From farm to table: a closer look at sustainable and locally-sourced cuisine in different regions around the world
Sustainable and locally-sourced cuisine has become increasingly popular in recent years, as consumers have become more conscious of the environmental impact of their food choices. This movement emphasizes the use of fresh, seasonal ingredients that are grown or produced in the local area, minimizing the carbon footprint of the food and supporting local agriculture.
Different regions around the world have their own unique approaches to sustainable and locally-sourced cuisine, reflecting their cultural heritage and geography. Here are some examples:
- Italy Italian cuisine has long been known for its emphasis on fresh, high-quality ingredients, with a strong tradition of using locally-sourced produce and meats. This approach is exemplified by the farm-to-table movement in Tuscany, where restaurants work directly with local farmers to source the freshest ingredients. In addition to traditional staples like olive oil, cheese, and wine, Tuscan cuisine emphasizes simple, rustic dishes made with seasonal produce, such as ribollita (a vegetable soup made with bread and beans) and pappa al pomodoro (a tomato and bread soup).
- Japan Japan has a rich culinary tradition that emphasizes the use of fresh, high-quality ingredients, many of which are sourced locally. The country’s cuisine is known for its minimalist approach, with a focus on the natural flavors of the ingredients. The farm-to-table movement in Japan is particularly strong in the Kyoto region, where chefs work directly with local farmers to source heirloom vegetables, fruits, and grains. This approach is reflected in traditional dishes like shojin ryori, a vegetarian cuisine that emphasizes seasonal ingredients and simple preparations.
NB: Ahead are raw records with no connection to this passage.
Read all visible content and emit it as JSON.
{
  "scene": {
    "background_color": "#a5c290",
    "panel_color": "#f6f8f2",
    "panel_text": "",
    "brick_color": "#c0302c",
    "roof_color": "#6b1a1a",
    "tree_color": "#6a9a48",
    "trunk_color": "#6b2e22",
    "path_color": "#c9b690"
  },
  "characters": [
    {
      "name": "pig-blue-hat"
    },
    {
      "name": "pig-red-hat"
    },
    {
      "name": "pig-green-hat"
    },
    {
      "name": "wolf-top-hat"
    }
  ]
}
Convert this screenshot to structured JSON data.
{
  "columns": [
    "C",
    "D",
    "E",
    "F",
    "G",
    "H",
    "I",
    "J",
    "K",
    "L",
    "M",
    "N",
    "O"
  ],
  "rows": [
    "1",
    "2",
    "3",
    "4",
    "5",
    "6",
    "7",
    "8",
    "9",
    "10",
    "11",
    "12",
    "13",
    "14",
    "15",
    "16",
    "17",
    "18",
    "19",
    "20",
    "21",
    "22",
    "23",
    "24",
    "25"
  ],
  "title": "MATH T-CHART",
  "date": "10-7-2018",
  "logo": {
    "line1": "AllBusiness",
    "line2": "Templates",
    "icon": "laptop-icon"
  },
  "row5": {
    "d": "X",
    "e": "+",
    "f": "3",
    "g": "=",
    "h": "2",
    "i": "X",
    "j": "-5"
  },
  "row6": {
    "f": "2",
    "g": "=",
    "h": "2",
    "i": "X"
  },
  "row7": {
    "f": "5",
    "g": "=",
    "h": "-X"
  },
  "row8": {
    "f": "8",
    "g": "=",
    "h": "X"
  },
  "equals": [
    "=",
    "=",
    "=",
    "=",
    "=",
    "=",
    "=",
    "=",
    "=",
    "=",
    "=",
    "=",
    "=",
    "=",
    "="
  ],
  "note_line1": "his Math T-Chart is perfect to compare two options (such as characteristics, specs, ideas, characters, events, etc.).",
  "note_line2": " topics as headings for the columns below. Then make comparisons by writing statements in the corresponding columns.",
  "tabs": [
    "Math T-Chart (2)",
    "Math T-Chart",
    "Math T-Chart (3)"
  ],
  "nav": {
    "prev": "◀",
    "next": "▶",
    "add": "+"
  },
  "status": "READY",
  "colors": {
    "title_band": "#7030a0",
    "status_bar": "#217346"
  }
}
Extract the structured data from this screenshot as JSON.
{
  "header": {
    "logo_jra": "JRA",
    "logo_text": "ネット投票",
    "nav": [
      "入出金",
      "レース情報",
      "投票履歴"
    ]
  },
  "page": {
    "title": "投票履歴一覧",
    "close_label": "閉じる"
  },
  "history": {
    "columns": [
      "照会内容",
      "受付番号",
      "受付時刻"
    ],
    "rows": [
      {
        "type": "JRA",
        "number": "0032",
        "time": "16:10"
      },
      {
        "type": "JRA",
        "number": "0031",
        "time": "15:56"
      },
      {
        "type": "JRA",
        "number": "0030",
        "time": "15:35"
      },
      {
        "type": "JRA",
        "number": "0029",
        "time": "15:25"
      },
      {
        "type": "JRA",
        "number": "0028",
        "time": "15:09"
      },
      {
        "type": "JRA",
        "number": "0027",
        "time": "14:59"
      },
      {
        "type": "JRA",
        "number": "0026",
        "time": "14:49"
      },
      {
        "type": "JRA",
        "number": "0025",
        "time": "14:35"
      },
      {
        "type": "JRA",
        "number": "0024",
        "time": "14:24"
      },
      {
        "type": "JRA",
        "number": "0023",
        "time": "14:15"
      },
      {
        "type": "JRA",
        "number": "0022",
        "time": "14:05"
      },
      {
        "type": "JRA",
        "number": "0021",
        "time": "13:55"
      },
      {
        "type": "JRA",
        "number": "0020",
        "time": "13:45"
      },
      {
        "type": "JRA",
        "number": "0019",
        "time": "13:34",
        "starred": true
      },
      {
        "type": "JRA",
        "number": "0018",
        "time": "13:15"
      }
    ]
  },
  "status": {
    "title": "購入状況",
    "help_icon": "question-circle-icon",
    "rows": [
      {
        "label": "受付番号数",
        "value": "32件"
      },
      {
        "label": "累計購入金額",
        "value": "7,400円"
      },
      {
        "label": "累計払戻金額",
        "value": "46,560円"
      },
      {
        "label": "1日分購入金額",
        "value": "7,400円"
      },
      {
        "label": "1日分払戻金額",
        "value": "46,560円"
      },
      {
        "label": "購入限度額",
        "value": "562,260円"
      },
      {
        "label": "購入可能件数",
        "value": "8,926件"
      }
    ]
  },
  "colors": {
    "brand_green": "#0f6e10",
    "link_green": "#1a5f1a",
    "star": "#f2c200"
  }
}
- Peru Peruvian cuisine has gained international acclaim in recent years, in part due to its emphasis on local and sustainable ingredients. The country’s diverse geography has given rise to a rich culinary tradition that incorporates ingredients from the coast, the Andes, and the Amazon. In particular, the farm-to-table movement in the Sacred Valley region of Peru has become a popular destination for food lovers, with restaurants sourcing ingredients from local farmers and indigenous communities. Dishes like ceviche (a seafood dish marinated in citrus juices) and lomo saltado (a stir-fry of beef, onions, and tomatoes) showcase the diverse flavors of the region.
- California In the United States, the farm-to-table movement has gained traction in California, where the state’s mild climate and fertile soil have allowed for a rich agricultural tradition. Chefs in California work closely with local farmers to source fresh, seasonal ingredients, emphasizing the use of organic and sustainable practices. The cuisine of California reflects this approach, with a focus on simple, ingredient-driven dishes like avocado toast and kale salads.
- Australia Australia’s cuisine has been heavily influenced by the country’s diverse geography and multicultural population. The farm-to-table movement in Australia emphasizes the use of locally-sourced, seasonal ingredients, with a focus on sustainable and ethical practices. In particular, the Yarra Valley region has become known for its farm-to-table restaurants, which source ingredients from local farmers and winemakers. Dishes like slow-roasted lamb and roasted root vegetables showcase the flavors of the region.
In conclusion, sustainable and locally-sourced cuisine has become a global movement, with chefs and food lovers around the world emphasizing the use of fresh, seasonal ingredients and supporting local agriculture. By embracing this approach, we can reduce the carbon footprint of our food and celebrate the unique flavors of our respective regions. Whether you’re in Italy, Japan, Peru, California, or Australia, there are endless opportunities to explore the rich culinary traditions that reflect our cultural heritage and identity.